Located right in the center of Japan, Nagano Prefecture is surrounded by land, and the mountain range, which soars as high as 2,000 – 3,000 meters, runs down north to south. Saku City in the eastern part of Nagano is known for its koi fish farming. The Chikuma river’s serene water is perfect for the production of rice and koi fish farming. Back in the day, farmers used to farm koi fish in the rice paddies while growing rice. These days, koi fish farming is done in farming facilities. The koi fish around the area is called Saku-Goi. The meat is dense with just the right amount of fat, and yet it has no distinctive smell of the koi fish. Some of the popular Saku Goi dishes are Arai, which is koi fish filleted and sliced, then soaked in ice water to remove the smell, Umani, a soy and sugar-simmered dish, or Koi Koku, which is also simmered but with miso.

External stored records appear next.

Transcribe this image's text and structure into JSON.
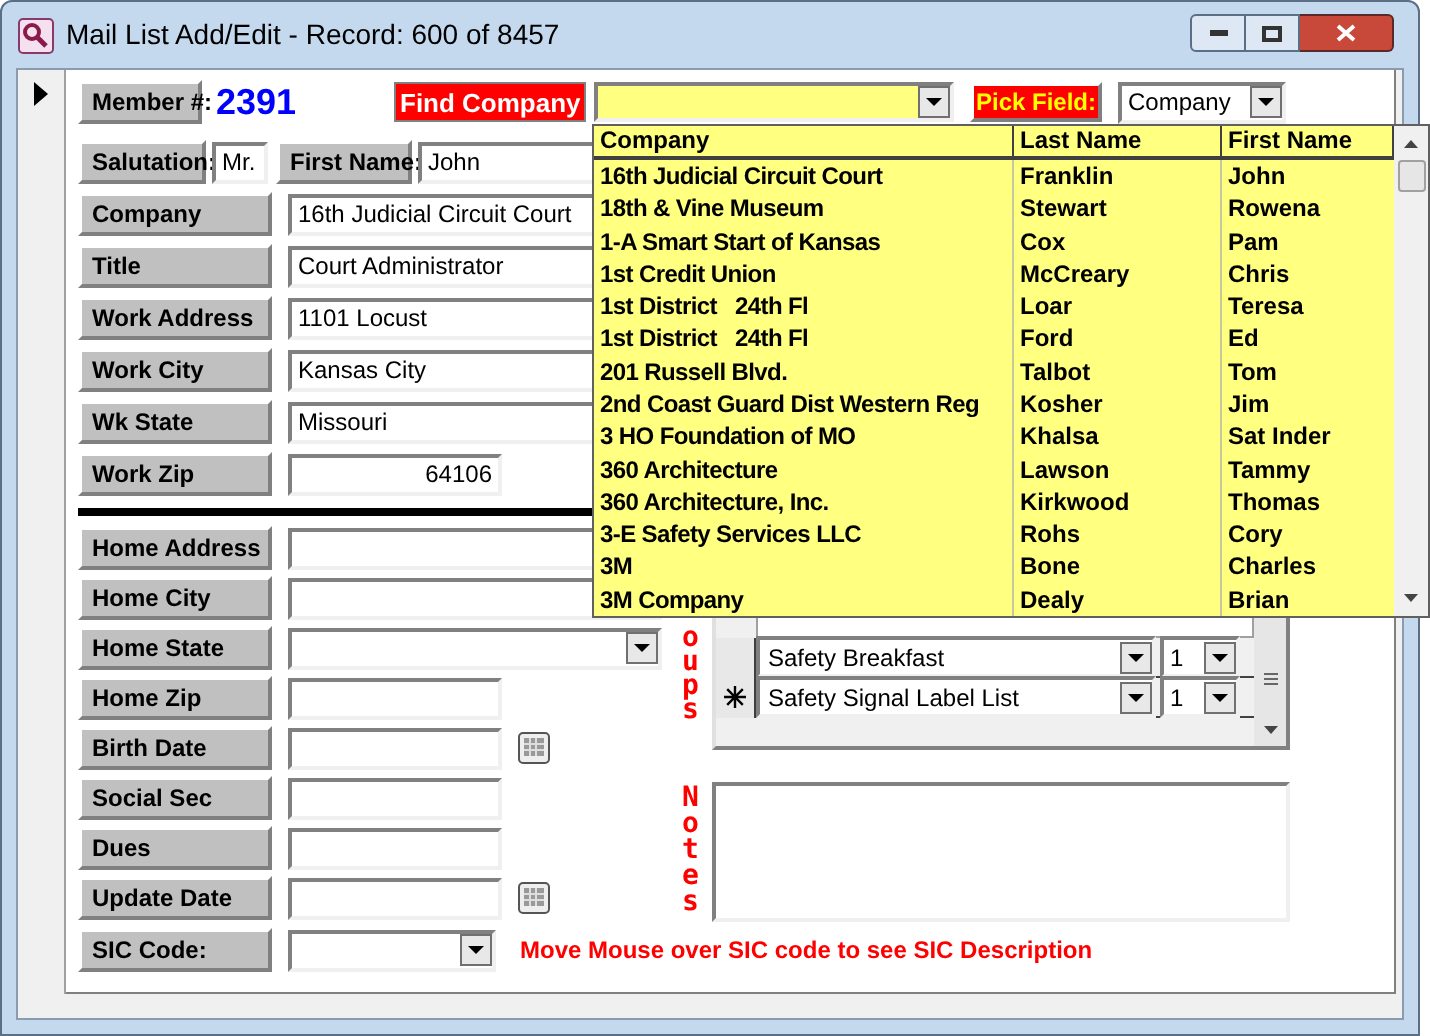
{
  "window": {
    "title": "Mail List Add/Edit - Record: 600 of 8457"
  },
  "member": {
    "label": "Member #:",
    "value": "2391"
  },
  "find_company": {
    "button": "Find Company"
  },
  "pick_field": {
    "label": "Pick Field:",
    "value": "Company"
  },
  "salutation": {
    "label": "Salutation:",
    "value": "Mr."
  },
  "first_name": {
    "label": "First Name:",
    "value": "John"
  },
  "work_fields": [
    {
      "label": "Company",
      "value": "16th Judicial Circuit Court",
      "kind": "text"
    },
    {
      "label": "Title",
      "value": "Court Administrator",
      "kind": "text"
    },
    {
      "label": "Work Address",
      "value": "1101 Locust",
      "kind": "text"
    },
    {
      "label": "Work City",
      "value": "Kansas City",
      "kind": "text"
    },
    {
      "label": "Wk State",
      "value": "Missouri",
      "kind": "text"
    },
    {
      "label": "Work Zip",
      "value": "64106",
      "kind": "number"
    }
  ],
  "home_fields": [
    {
      "label": "Home Address",
      "kind": "text"
    },
    {
      "label": "Home City",
      "kind": "text"
    },
    {
      "label": "Home State",
      "kind": "combo"
    },
    {
      "label": "Home Zip",
      "kind": "short"
    },
    {
      "label": "Birth Date",
      "kind": "date"
    },
    {
      "label": "Social Sec",
      "kind": "short"
    },
    {
      "label": "Dues",
      "kind": "short"
    },
    {
      "label": "Update Date",
      "kind": "date"
    }
  ],
  "sic": {
    "label": "SIC Code:",
    "hint": "Move Mouse over SIC code to see SIC Description"
  },
  "groups": {
    "label": "oups",
    "rows": [
      {
        "name": "Safety Breakfast",
        "count": "1",
        "new_record": false
      },
      {
        "name": "Safety Signal Label List",
        "count": "1",
        "new_record": true
      }
    ]
  },
  "notes": {
    "label": "Notes"
  },
  "dropdown": {
    "columns": [
      "Company",
      "Last Name",
      "First Name"
    ],
    "rows": [
      {
        "company": "16th Judicial Circuit Court",
        "last_name": "Franklin",
        "first_name": "John"
      },
      {
        "company": "18th & Vine Museum",
        "last_name": "Stewart",
        "first_name": "Rowena"
      },
      {
        "company": "1-A Smart Start of Kansas",
        "last_name": "Cox",
        "first_name": "Pam"
      },
      {
        "company": "1st Credit Union",
        "last_name": "McCreary",
        "first_name": "Chris"
      },
      {
        "company": "1st District   24th Fl",
        "last_name": "Loar",
        "first_name": "Teresa"
      },
      {
        "company": "1st District   24th Fl",
        "last_name": "Ford",
        "first_name": "Ed"
      },
      {
        "company": "201 Russell Blvd.",
        "last_name": "Talbot",
        "first_name": "Tom"
      },
      {
        "company": "2nd Coast Guard Dist Western Reg",
        "last_name": "Kosher",
        "first_name": "Jim"
      },
      {
        "company": "3 HO Foundation of MO",
        "last_name": "Khalsa",
        "first_name": "Sat Inder"
      },
      {
        "company": "360 Architecture",
        "last_name": "Lawson",
        "first_name": "Tammy"
      },
      {
        "company": "360 Architecture, Inc.",
        "last_name": "Kirkwood",
        "first_name": "Thomas"
      },
      {
        "company": "3-E Safety Services LLC",
        "last_name": "Rohs",
        "first_name": "Cory"
      },
      {
        "company": "3M",
        "last_name": "Bone",
        "first_name": "Charles"
      },
      {
        "company": "3M Company",
        "last_name": "Dealy",
        "first_name": "Brian"
      }
    ]
  }
}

Koi fish is quite nutritious and it pairs well with Sake, the Japanese rice wine.
Located in the Chubu region, Nagano Prefecture is landlocked and mountains as high as 2,000 – 3,000 run through the region from north to south. Japan is unique in the sense that Sake is made all over the country and each region has its own renowned brand of Sake. Particularly, Nagano is known for its many distilleries. Sakudaira in Saku city, located in the upper reaches of the Chikuma river, is known for its production of rice. For over 350 years, the area has been making sake and developing new ways to grow rice suited for sake making. Saku city has a cold climate and it is surrounded by Mt. Asama in the north and the Yatsugatake mountains in the south, along with the Chikuma river that runs through, making it abundant with water. The pristine water, called Shikomi-mizu, is the main ingredient of Japanese sake and it makes or breaks the quality. These factors – Saku city’s climate and an abundance of water make their Sake unique and original. There are 13 distilleries around the area and each one has its own philosophy of Sake making. Many of them offer tastings, so it’ll be a fun experience. One of those places that attract tourists is KURABITO STAY, the one and only hotel in the world that offers its guests Sake making while staying at an old distillery.
Mt. Asama and beautiful countryside/Abundant water resources have supportedthe sake brewing culture
It is a plateau of Mt. Asama to the north, Mt. Yatsugatake to the south, and the Chikuma River in the center of the Saku Basin. There are many natural hot springs that overlook the magnificent Mt. Asama, whose ambience changes depending on the place, time, and season. It takes pride in the beautiful starry sky with a refreshing climate and a high rate of sunny weather throughout the year.
Authentic Japanese sake brewing experience/World’s first sake brewery hotel KURABITO STAY
KURABITO STAY is where you can actually experience being a brewer, make sake in the brewery and also stay there. The brewery’s dormitory called Hiroshiki on the brewery site has been renovated into a brewery hotel, making it a accomodation space for those who visit the brewery experience. Throw yourself into being a brewer at the miracle moment sake is produced, sharpen your five senses, and enjoy the great art created by the predecessors.
Fermented food culture rooted in daily life
At an altitude of 650m to 1500m, the sunny weather and cool climate nurture high-quality agricultural products such as highland vegetables and fruits. It has prospered as a post town on Nakasendo since ancient times, and the fermented food culture such as miso-based dishes and pickles is still rooted in the people’s lives. The nutritious carp dish is a local soul food. No wonder it’s a prefecture known for health and longevity.